An exploration of Fantagraphic’s role in the movement to accept Comics as an art form. An anecdotal account from some of the leading artists of the past 40 years.— Ben Parker
This is an oral history of Fantagraphics, the iconoclastic independent comic book publisher who reshaped the medium so that cartoonists such as Daniel Clowes, Chris Ware, Joe Sacco, and many more could thrive.
In 1976, a group of young men and women coalesced around a fledgling magazine and the idea that comics could be art. In 2016, comics intended for an adult readership are reviewed favorably in the New York Times, enjoy panels devoted to them at Book Expo America, and sell in bookstores comparable to prose efforts of similar weight and intent.
Comics As Art: We Told You So tells of Fantagraphics Books' key role in helping build and shape an art movement around a discredited, ignored and fading expression of Americana the way insiders share the saga with one another other: in anecdotal form, in the words of the people who lived it and saw it happen. Comics historian and critic Tom Spurgeon and longtime Comics Journal editor Michael Dean assemble an all-star cast of industry figures, critics, cartoonists, art objects, curios, and groundbreaking publications to bring you a detailed account of Fantagraphics' first 40 years.

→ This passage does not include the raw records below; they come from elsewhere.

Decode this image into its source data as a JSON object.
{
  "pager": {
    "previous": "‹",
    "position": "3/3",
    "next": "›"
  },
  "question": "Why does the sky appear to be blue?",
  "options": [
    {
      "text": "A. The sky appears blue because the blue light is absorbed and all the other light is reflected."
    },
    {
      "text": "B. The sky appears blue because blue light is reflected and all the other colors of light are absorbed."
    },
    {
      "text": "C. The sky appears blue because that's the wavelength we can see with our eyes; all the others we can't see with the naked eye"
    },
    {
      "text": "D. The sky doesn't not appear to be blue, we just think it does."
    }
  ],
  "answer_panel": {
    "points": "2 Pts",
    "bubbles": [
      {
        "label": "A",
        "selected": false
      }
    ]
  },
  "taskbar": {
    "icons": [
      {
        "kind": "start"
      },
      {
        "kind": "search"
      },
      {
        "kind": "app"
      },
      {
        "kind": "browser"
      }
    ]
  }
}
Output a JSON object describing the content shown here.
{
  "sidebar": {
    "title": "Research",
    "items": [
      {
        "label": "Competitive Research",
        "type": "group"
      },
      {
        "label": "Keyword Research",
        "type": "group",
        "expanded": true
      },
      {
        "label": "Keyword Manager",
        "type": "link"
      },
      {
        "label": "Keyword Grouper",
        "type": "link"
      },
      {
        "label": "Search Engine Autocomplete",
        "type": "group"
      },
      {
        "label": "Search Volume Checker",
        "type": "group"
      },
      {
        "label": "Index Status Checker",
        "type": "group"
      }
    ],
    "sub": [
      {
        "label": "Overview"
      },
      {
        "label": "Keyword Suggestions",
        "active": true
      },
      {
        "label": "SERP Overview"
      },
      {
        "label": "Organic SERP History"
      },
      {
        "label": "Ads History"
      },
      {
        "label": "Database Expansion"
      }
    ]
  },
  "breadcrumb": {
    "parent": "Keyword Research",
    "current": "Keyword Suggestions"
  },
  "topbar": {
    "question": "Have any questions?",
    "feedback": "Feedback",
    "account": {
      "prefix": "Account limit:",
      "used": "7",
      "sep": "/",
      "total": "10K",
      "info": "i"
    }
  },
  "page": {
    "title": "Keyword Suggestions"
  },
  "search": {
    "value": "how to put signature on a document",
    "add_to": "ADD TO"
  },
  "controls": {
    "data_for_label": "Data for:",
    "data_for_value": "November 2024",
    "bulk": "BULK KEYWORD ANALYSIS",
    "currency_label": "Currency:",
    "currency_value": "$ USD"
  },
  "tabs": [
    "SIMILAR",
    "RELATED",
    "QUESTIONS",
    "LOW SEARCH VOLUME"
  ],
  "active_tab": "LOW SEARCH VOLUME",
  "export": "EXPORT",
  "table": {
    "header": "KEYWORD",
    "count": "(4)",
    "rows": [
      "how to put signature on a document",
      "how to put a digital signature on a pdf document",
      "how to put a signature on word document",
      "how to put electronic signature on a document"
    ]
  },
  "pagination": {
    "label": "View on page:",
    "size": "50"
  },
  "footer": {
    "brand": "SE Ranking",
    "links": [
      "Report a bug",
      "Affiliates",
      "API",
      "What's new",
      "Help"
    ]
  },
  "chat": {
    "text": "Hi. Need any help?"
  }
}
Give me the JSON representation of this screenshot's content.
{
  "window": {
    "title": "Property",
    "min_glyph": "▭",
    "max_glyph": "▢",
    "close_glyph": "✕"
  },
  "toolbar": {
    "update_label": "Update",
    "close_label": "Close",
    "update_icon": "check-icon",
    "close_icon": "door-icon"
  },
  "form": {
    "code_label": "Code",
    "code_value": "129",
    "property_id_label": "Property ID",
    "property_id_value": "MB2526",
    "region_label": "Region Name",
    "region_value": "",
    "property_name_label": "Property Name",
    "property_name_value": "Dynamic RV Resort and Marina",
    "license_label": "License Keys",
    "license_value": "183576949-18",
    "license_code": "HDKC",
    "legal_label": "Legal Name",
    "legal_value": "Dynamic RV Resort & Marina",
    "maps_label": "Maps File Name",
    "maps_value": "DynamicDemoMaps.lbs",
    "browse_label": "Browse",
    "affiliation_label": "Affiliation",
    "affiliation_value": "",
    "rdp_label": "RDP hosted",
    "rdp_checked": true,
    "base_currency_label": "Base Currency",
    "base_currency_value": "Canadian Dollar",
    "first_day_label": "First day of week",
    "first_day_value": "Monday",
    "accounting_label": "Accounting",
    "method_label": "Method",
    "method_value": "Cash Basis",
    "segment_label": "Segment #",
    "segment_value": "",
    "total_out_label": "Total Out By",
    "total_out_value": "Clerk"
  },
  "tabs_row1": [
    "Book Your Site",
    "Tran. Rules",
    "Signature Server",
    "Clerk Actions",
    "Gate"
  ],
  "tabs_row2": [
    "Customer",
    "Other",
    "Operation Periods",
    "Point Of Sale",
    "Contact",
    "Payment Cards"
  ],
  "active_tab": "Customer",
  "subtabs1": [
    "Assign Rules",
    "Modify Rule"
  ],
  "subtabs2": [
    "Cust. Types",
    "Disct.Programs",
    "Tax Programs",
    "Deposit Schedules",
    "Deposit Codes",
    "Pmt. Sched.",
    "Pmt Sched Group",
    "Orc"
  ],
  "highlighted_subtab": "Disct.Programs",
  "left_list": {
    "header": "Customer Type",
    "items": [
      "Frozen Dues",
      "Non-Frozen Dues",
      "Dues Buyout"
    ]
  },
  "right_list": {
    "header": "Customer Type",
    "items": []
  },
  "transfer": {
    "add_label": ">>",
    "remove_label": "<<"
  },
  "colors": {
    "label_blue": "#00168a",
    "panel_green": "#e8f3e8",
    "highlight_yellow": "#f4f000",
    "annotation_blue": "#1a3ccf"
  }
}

Comics as Art is a detailed catalog of the look of a cultural awakening. It's a story that includes appearances by Chris Ware, Art Spiegelman, Harlan Ellison, Jim Shooter, Stan Lee, Dan Clowes, Frank Miller, Peter Bagge, Jaime Hernandez, Gilbert Hernandez, Dave Sim, Steve Geppi, Todd McFarlane and every other major figure in the arts or business end of modern comics. More than a corporate history or a fond look back, Comics As Art: We Told You So makes the warts-and-all case for Fantagraphics Books' position near the heart of the modern reclamation of the comics art form.